Stored dataset items
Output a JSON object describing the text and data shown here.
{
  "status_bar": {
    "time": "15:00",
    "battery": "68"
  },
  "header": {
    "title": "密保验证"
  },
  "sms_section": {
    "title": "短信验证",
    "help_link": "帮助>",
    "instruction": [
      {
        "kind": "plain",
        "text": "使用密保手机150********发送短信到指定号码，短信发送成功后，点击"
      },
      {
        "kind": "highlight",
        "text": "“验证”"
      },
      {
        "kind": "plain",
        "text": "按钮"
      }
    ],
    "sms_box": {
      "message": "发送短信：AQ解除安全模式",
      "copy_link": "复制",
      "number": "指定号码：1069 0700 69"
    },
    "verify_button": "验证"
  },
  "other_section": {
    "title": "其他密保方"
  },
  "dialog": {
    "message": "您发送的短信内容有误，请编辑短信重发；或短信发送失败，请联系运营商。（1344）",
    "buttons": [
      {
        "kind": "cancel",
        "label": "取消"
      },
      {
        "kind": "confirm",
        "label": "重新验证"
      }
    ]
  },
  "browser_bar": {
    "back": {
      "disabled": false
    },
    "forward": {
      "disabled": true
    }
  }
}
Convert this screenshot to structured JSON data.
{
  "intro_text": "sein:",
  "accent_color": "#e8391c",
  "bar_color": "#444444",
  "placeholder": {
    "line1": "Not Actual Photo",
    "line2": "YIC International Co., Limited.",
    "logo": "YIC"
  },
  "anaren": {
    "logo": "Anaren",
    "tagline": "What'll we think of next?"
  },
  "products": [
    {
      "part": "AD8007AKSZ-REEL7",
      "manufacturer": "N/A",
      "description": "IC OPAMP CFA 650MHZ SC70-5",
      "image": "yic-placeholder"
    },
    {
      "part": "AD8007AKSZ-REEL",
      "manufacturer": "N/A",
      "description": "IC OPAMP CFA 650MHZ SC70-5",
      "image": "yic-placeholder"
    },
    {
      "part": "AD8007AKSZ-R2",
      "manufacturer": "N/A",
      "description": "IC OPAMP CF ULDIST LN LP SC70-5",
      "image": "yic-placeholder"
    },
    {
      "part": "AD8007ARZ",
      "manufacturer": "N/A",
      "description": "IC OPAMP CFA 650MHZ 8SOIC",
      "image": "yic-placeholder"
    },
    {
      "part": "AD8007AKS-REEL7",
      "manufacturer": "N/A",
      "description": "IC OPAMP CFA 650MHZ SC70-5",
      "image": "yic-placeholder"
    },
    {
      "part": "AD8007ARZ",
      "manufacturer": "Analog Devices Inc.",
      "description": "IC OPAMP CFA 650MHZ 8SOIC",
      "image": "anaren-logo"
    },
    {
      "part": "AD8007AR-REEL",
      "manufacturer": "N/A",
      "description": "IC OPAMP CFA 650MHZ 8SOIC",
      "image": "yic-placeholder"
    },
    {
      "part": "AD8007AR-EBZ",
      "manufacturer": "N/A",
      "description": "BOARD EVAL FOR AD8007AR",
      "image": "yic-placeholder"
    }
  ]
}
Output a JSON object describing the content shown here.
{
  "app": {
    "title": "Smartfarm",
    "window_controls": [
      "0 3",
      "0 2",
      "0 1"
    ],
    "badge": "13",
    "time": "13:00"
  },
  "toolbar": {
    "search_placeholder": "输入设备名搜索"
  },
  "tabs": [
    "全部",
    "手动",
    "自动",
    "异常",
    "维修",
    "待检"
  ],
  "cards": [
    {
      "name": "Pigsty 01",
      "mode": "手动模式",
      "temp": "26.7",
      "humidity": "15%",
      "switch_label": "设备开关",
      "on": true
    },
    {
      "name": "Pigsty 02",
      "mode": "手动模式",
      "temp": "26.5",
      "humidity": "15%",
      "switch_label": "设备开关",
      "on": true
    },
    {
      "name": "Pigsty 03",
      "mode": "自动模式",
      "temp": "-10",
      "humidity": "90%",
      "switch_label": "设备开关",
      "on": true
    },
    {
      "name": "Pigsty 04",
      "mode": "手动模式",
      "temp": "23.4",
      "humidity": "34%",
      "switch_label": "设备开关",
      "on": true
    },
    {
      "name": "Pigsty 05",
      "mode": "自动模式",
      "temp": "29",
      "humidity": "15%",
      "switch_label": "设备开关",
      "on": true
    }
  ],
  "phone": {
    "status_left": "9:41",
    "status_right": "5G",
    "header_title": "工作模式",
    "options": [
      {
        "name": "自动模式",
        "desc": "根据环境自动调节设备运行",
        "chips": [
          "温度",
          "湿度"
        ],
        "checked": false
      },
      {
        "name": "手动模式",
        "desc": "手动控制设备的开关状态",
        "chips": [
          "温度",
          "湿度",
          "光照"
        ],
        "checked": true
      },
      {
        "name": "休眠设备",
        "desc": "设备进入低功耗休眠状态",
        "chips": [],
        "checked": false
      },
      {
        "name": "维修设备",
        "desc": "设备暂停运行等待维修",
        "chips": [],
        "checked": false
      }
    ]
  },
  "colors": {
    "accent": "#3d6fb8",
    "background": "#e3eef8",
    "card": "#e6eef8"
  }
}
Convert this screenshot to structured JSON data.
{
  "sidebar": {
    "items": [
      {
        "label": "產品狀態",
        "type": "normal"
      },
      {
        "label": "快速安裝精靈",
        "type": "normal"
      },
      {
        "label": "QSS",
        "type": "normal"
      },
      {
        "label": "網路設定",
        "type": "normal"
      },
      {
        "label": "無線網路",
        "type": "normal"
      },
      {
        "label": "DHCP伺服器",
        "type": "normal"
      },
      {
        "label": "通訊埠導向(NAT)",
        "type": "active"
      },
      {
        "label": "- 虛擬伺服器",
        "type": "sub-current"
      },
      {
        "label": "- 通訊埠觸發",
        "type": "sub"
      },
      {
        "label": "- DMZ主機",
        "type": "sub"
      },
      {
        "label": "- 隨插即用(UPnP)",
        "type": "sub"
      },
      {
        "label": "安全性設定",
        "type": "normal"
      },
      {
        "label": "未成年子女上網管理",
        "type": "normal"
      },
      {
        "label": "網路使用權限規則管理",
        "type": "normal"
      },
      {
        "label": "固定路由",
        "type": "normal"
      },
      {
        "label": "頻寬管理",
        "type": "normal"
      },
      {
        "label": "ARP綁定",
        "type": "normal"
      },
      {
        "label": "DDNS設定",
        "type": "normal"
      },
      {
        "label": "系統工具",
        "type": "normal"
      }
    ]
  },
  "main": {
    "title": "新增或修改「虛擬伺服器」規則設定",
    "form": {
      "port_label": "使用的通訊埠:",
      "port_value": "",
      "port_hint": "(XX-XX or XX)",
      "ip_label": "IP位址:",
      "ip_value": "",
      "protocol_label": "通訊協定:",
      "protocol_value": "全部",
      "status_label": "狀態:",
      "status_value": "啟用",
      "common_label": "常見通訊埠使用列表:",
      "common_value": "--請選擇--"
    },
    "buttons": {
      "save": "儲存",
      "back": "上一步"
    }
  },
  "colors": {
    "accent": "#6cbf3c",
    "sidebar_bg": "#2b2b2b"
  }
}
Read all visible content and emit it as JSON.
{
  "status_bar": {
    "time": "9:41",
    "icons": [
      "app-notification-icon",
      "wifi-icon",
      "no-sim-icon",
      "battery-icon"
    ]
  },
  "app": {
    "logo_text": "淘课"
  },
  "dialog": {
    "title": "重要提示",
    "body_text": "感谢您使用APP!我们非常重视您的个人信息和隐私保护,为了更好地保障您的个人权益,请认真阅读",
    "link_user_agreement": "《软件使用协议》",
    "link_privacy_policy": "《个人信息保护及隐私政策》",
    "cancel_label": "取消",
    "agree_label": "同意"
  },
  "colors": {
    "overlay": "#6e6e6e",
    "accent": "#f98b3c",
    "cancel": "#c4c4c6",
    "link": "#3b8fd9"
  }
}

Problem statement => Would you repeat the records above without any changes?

Reply =>
Output a JSON object describing the text and data shown here.
{
  "status_bar": {
    "time": "15:00",
    "battery": "68"
  },
  "header": {
    "title": "密保验证"
  },
  "sms_section": {
    "title": "短信验证",
    "help_link": "帮助>",
    "instruction": [
      {
        "kind": "plain",
        "text": "使用密保手机150********发送短信到指定号码，短信发送成功后，点击"
      },
      {
        "kind": "highlight",
        "text": "“验证”"
      },
      {
        "kind": "plain",
        "text": "按钮"
      }
    ],
    "sms_box": {
      "message": "发送短信：AQ解除安全模式",
      "copy_link": "复制",
      "number": "指定号码：1069 0700 69"
    },
    "verify_button": "验证"
  },
  "other_section": {
    "title": "其他密保方"
  },
  "dialog": {
    "message": "您发送的短信内容有误，请编辑短信重发；或短信发送失败，请联系运营商。（1344）",
    "buttons": [
      {
        "kind": "cancel",
        "label": "取消"
      },
      {
        "kind": "confirm",
        "label": "重新验证"
      }
    ]
  },
  "browser_bar": {
    "back": {
      "disabled": false
    },
    "forward": {
      "disabled": true
    }
  }
}
Convert this screenshot to structured JSON data.
{
  "intro_text": "sein:",
  "accent_color": "#e8391c",
  "bar_color": "#444444",
  "placeholder": {
    "line1": "Not Actual Photo",
    "line2": "YIC International Co., Limited.",
    "logo": "YIC"
  },
  "anaren": {
    "logo": "Anaren",
    "tagline": "What'll we think of next?"
  },
  "products": [
    {
      "part": "AD8007AKSZ-REEL7",
      "manufacturer": "N/A",
      "description": "IC OPAMP CFA 650MHZ SC70-5",
      "image": "yic-placeholder"
    },
    {
      "part": "AD8007AKSZ-REEL",
      "manufacturer": "N/A",
      "description": "IC OPAMP CFA 650MHZ SC70-5",
      "image": "yic-placeholder"
    },
    {
      "part": "AD8007AKSZ-R2",
      "manufacturer": "N/A",
      "description": "IC OPAMP CF ULDIST LN LP SC70-5",
      "image": "yic-placeholder"
    },
    {
      "part": "AD8007ARZ",
      "manufacturer": "N/A",
      "description": "IC OPAMP CFA 650MHZ 8SOIC",
      "image": "yic-placeholder"
    },
    {
      "part": "AD8007AKS-REEL7",
      "manufacturer": "N/A",
      "description": "IC OPAMP CFA 650MHZ SC70-5",
      "image": "yic-placeholder"
    },
    {
      "part": "AD8007ARZ",
      "manufacturer": "Analog Devices Inc.",
      "description": "IC OPAMP CFA 650MHZ 8SOIC",
      "image": "anaren-logo"
    },
    {
      "part": "AD8007AR-REEL",
      "manufacturer": "N/A",
      "description": "IC OPAMP CFA 650MHZ 8SOIC",
      "image": "yic-placeholder"
    },
    {
      "part": "AD8007AR-EBZ",
      "manufacturer": "N/A",
      "description": "BOARD EVAL FOR AD8007AR",
      "image": "yic-placeholder"
    }
  ]
}
Output a JSON object describing the content shown here.
{
  "app": {
    "title": "Smartfarm",
    "window_controls": [
      "0 3",
      "0 2",
      "0 1"
    ],
    "badge": "13",
    "time": "13:00"
  },
  "toolbar": {
    "search_placeholder": "输入设备名搜索"
  },
  "tabs": [
    "全部",
    "手动",
    "自动",
    "异常",
    "维修",
    "待检"
  ],
  "cards": [
    {
      "name": "Pigsty 01",
      "mode": "手动模式",
      "temp": "26.7",
      "humidity": "15%",
      "switch_label": "设备开关",
      "on": true
    },
    {
      "name": "Pigsty 02",
      "mode": "手动模式",
      "temp": "26.5",
      "humidity": "15%",
      "switch_label": "设备开关",
      "on": true
    },
    {
      "name": "Pigsty 03",
      "mode": "自动模式",
      "temp": "-10",
      "humidity": "90%",
      "switch_label": "设备开关",
      "on": true
    },
    {
      "name": "Pigsty 04",
      "mode": "手动模式",
      "temp": "23.4",
      "humidity": "34%",
      "switch_label": "设备开关",
      "on": true
    },
    {
      "name": "Pigsty 05",
      "mode": "自动模式",
      "temp": "29",
      "humidity": "15%",
      "switch_label": "设备开关",
      "on": true
    }
  ],
  "phone": {
    "status_left": "9:41",
    "status_right": "5G",
    "header_title": "工作模式",
    "options": [
      {
        "name": "自动模式",
        "desc": "根据环境自动调节设备运行",
        "chips": [
          "温度",
          "湿度"
        ],
        "checked": false
      },
      {
        "name": "手动模式",
        "desc": "手动控制设备的开关状态",
        "chips": [
          "温度",
          "湿度",
          "光照"
        ],
        "checked": true
      },
      {
        "name": "休眠设备",
        "desc": "设备进入低功耗休眠状态",
        "chips": [],
        "checked": false
      },
      {
        "name": "维修设备",
        "desc": "设备暂停运行等待维修",
        "chips": [],
        "checked": false
      }
    ]
  },
  "colors": {
    "accent": "#3d6fb8",
    "background": "#e3eef8",
    "card": "#e6eef8"
  }
}
Convert this screenshot to structured JSON data.
{
  "sidebar": {
    "items": [
      {
        "label": "產品狀態",
        "type": "normal"
      },
      {
        "label": "快速安裝精靈",
        "type": "normal"
      },
      {
        "label": "QSS",
        "type": "normal"
      },
      {
        "label": "網路設定",
        "type": "normal"
      },
      {
        "label": "無線網路",
        "type": "normal"
      },
      {
        "label": "DHCP伺服器",
        "type": "normal"
      },
      {
        "label": "通訊埠導向(NAT)",
        "type": "active"
      },
      {
        "label": "- 虛擬伺服器",
        "type": "sub-current"
      },
      {
        "label": "- 通訊埠觸發",
        "type": "sub"
      },
      {
        "label": "- DMZ主機",
        "type": "sub"
      },
      {
        "label": "- 隨插即用(UPnP)",
        "type": "sub"
      },
      {
        "label": "安全性設定",
        "type": "normal"
      },
      {
        "label": "未成年子女上網管理",
        "type": "normal"
      },
      {
        "label": "網路使用權限規則管理",
        "type": "normal"
      },
      {
        "label": "固定路由",
        "type": "normal"
      },
      {
        "label": "頻寬管理",
        "type": "normal"
      },
      {
        "label": "ARP綁定",
        "type": "normal"
      },
      {
        "label": "DDNS設定",
        "type": "normal"
      },
      {
        "label": "系統工具",
        "type": "normal"
      }
    ]
  },
  "main": {
    "title": "新增或修改「虛擬伺服器」規則設定",
    "form": {
      "port_label": "使用的通訊埠:",
      "port_value": "",
      "port_hint": "(XX-XX or XX)",
      "ip_label": "IP位址:",
      "ip_value": "",
      "protocol_label": "通訊協定:",
      "protocol_value": "全部",
      "status_label": "狀態:",
      "status_value": "啟用",
      "common_label": "常見通訊埠使用列表:",
      "common_value": "--請選擇--"
    },
    "buttons": {
      "save": "儲存",
      "back": "上一步"
    }
  },
  "colors": {
    "accent": "#6cbf3c",
    "sidebar_bg": "#2b2b2b"
  }
}
Read all visible content and emit it as JSON.
{
  "status_bar": {
    "time": "9:41",
    "icons": [
      "app-notification-icon",
      "wifi-icon",
      "no-sim-icon",
      "battery-icon"
    ]
  },
  "app": {
    "logo_text": "淘课"
  },
  "dialog": {
    "title": "重要提示",
    "body_text": "感谢您使用APP!我们非常重视您的个人信息和隐私保护,为了更好地保障您的个人权益,请认真阅读",
    "link_user_agreement": "《软件使用协议》",
    "link_privacy_policy": "《个人信息保护及隐私政策》",
    "cancel_label": "取消",
    "agree_label": "同意"
  },
  "colors": {
    "overlay": "#6e6e6e",
    "accent": "#f98b3c",
    "cancel": "#c4c4c6",
    "link": "#3b8fd9"
  }
}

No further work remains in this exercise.